TEACHER Stephen Lee is considering legal action against the Criminal Records Bureau after it falsely accused him of having a prison record and convictions for 40 crimes.
The 45-year-old Middlesbrough supply teacher has a clean record, and is angry that he missed out on months of potential work. "It was very frustrating," he said. "I spent ages on the telephone, being passed from one person to another when I could have been teaching."
The former engineer lodged a complaint with the bureau five months ago pointing out its error, but a letter acknowledging the mix-up only arrived last week .
Last September, Mr Lee was shocked to be told that he could not start supply teaching because his criminal record listed 40 offences, including grievous bodily harm and drink-driving.
"I thought fixing it would be simple because I was working in Norway when some of the crimes happened and because the disclosure did not include my middle name," he said.
"Instead they told me that their computer was never wrong."
Fortunately, Mr Lee was able to persuade Middlesbrough College that the bureau had made a mistake and began teaching key skills and information and computer technology classes in November.
The mix-up is the latest in a series of problems at the beleaguered CRB, which has been heavily criticised after delays in vetting staff.
The TES revealed last year that a former head was mistakenly accused of abusing his step-daughter after his record was mixed up with another man of the same name.
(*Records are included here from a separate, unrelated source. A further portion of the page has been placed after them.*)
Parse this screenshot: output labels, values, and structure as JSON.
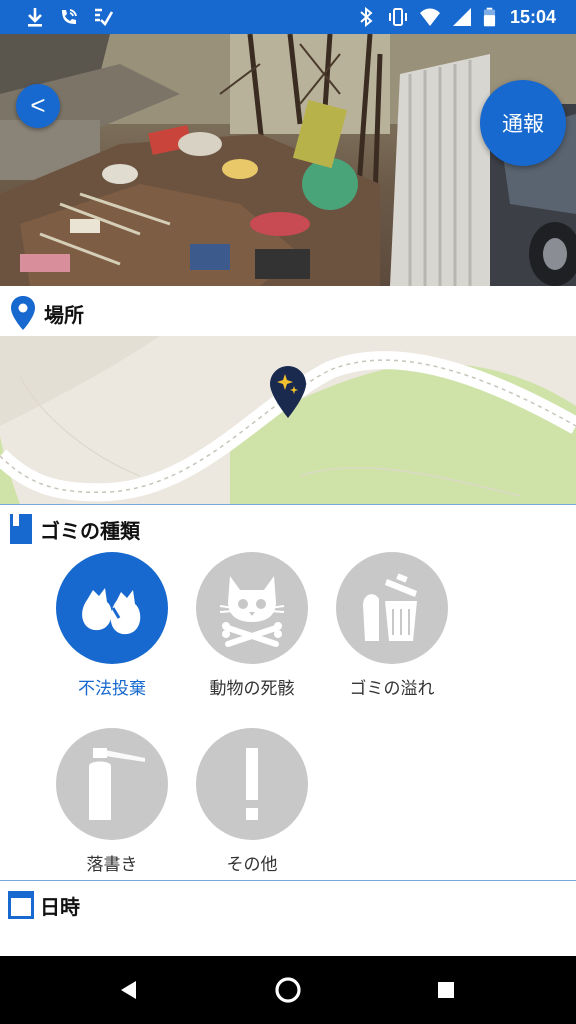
{
  "status_bar": {
    "time": "15:04",
    "left_icons": [
      "download-icon",
      "wifi-call-icon",
      "checklist-icon"
    ],
    "right_icons": [
      "bluetooth-icon",
      "vibrate-icon",
      "wifi-icon",
      "signal-icon",
      "battery-icon"
    ]
  },
  "header": {
    "back_label": "<",
    "report_label": "通報"
  },
  "location_section": {
    "title": "場所",
    "icon": "location-pin-icon"
  },
  "map": {
    "marker_icon": "sparkle-marker-icon"
  },
  "garbage_type_section": {
    "title": "ゴミの種類",
    "icon": "bookmark-icon",
    "items": [
      {
        "label": "不法投棄",
        "icon": "garbage-bags-icon",
        "selected": true
      },
      {
        "label": "動物の死骸",
        "icon": "cat-skull-crossbones-icon",
        "selected": false
      },
      {
        "label": "ゴミの溢れ",
        "icon": "overflowing-trash-can-icon",
        "selected": false
      },
      {
        "label": "落書き",
        "icon": "spray-can-icon",
        "selected": false
      },
      {
        "label": "その他",
        "icon": "exclamation-icon",
        "selected": false
      }
    ]
  },
  "datetime_section": {
    "title": "日時",
    "icon": "calendar-icon"
  },
  "colors": {
    "accent": "#1769cf",
    "inactive_circle": "#c8c8c8",
    "map_green": "#cfe3a9",
    "map_bg": "#ece8df",
    "navbar": "#000000"
  },
  "nav_bar": {
    "buttons": [
      "back-triangle-icon",
      "home-circle-icon",
      "recents-square-icon"
    ]
  }
}
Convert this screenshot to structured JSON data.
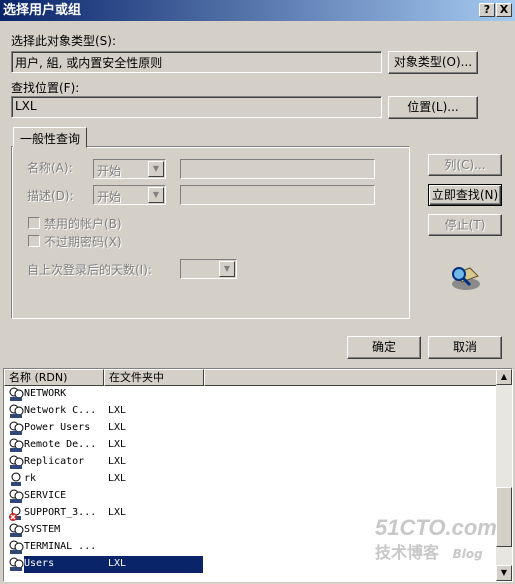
{
  "window": {
    "title": "选择用户或组",
    "help_btn": "?",
    "close_btn": "X"
  },
  "object_type": {
    "label": "选择此对象类型(S):",
    "value": "用户, 組, 或内置安全性原则",
    "button": "对象类型(O)..."
  },
  "location": {
    "label": "查找位置(F):",
    "value": "LXL",
    "button": "位置(L)..."
  },
  "query": {
    "tab": "一般性查询",
    "name_label": "名称(A):",
    "name_mode": "开始",
    "desc_label": "描述(D):",
    "desc_mode": "开始",
    "disabled_accounts": "禁用的帐户(B)",
    "non_expiring_pw": "不过期密码(X)",
    "days_label": "自上次登录后的天数(I):"
  },
  "side_buttons": {
    "columns": "列(C)...",
    "find_now": "立即查找(N)",
    "stop": "停止(T)"
  },
  "dialog_buttons": {
    "ok": "确定",
    "cancel": "取消"
  },
  "results": {
    "col_name": "名称 (RDN)",
    "col_folder": "在文件夹中",
    "rows": [
      {
        "name": "NETWORK",
        "folder": ""
      },
      {
        "name": "Network C...",
        "folder": "LXL"
      },
      {
        "name": "Power Users",
        "folder": "LXL"
      },
      {
        "name": "Remote De...",
        "folder": "LXL"
      },
      {
        "name": "Replicator",
        "folder": "LXL"
      },
      {
        "name": "rk",
        "folder": "LXL"
      },
      {
        "name": "SERVICE",
        "folder": ""
      },
      {
        "name": "SUPPORT_3...",
        "folder": "LXL"
      },
      {
        "name": "SYSTEM",
        "folder": ""
      },
      {
        "name": "TERMINAL ...",
        "folder": ""
      },
      {
        "name": "Users",
        "folder": "LXL"
      }
    ]
  },
  "watermark": {
    "line1": "51CTO.com",
    "line2": "技术博客",
    "line3": "Blog"
  }
}
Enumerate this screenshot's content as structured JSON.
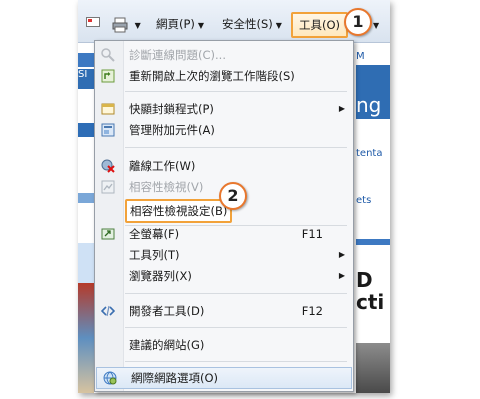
{
  "toolbar": {
    "page_label": "網頁(P)",
    "safety_label": "安全性(S)",
    "tools_label": "工具(O)",
    "help_label": "?"
  },
  "background": {
    "right_fragments": [
      "M",
      "ng",
      "tenta",
      "ets",
      "D",
      "cti"
    ],
    "left_fragment": "SI"
  },
  "menu": {
    "items": [
      {
        "label": "診斷連線問題(C)...",
        "disabled": true,
        "icon": "diagnose-icon"
      },
      {
        "label": "重新開啟上次的瀏覽工作階段(S)",
        "icon": "reopen-session-icon"
      },
      {
        "label": "快顯封鎖程式(P)",
        "submenu": true,
        "icon": "popup-blocker-icon"
      },
      {
        "label": "管理附加元件(A)",
        "icon": "addons-icon"
      },
      {
        "label": "離線工作(W)",
        "icon": "work-offline-icon"
      },
      {
        "label": "相容性檢視(V)",
        "disabled": true,
        "icon": "compat-view-icon"
      },
      {
        "label": "相容性檢視設定(B)"
      },
      {
        "label": "全螢幕(F)",
        "shortcut": "F11",
        "icon": "fullscreen-icon"
      },
      {
        "label": "工具列(T)",
        "submenu": true
      },
      {
        "label": "瀏覽器列(X)",
        "submenu": true
      },
      {
        "label": "開發者工具(D)",
        "shortcut": "F12",
        "icon": "developer-tools-icon"
      },
      {
        "label": "建議的網站(G)"
      },
      {
        "label": "網際網路選項(O)",
        "icon": "internet-options-icon"
      }
    ]
  },
  "callouts": [
    "1",
    "2"
  ],
  "colors": {
    "highlight": "#f2a23a",
    "badge_ring": "#e8772d"
  }
}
West Midlands police paid pound;2,500 in compensation.
Other complaints include the CRB losing teachers' driving licences and other documents. And the BBC this week reported that it was often taking more than six months for police to update data about convictions on the Police National Computer, making CRB data out-of-date.
Supply agencies say that the bureau's service is improving. However, Select said it still had 430 staff who had been waiting more than six months to receive clearance.
The CRB has agreed to offer compensation in cases where it can be proved it has made a mistake. A Home Office spokesman said that mistakes with records were extremely rare but that human error was understandable because the bureau had processed more than a million applications in the past year.
He added that the CRB was taking an average of just under five weeks to process teachers, and recognised it needed more work to reach its target of three weeks.
Trouble-shooters sent into the bureau by Home Secretary David Blunkett are expected to publish a report on its problems within the next two months.
The Audit Commission will publish a further report later in the year.